TO DO
Some lines below hold "офигел". Pick them out and copy them.

Data records for software interfaces

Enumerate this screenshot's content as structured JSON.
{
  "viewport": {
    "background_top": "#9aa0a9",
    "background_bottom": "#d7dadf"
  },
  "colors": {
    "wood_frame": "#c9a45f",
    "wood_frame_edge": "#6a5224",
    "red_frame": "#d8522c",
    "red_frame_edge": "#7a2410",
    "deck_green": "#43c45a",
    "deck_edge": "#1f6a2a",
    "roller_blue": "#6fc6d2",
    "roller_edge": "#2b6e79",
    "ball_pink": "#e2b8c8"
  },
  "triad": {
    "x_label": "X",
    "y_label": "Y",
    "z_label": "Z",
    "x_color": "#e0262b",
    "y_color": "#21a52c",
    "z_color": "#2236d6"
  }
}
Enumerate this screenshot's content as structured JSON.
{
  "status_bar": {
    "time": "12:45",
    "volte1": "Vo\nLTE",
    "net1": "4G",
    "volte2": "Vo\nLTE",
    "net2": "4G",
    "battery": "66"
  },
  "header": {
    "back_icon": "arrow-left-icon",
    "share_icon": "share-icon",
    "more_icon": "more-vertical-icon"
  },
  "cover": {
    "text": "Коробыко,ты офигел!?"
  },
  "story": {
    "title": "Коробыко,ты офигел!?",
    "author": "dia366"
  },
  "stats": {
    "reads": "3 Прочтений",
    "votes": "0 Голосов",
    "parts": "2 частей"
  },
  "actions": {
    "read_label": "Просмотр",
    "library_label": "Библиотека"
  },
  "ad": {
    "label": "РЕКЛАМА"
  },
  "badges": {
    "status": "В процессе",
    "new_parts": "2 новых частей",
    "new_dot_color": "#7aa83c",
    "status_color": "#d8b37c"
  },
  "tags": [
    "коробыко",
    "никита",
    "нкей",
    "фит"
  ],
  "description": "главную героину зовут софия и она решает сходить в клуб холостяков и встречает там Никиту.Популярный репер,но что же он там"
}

PROBLEM SOLUTION
    "text": "Коробыко,ты офигел!?"
    "title": "Коробыко,ты офигел!?",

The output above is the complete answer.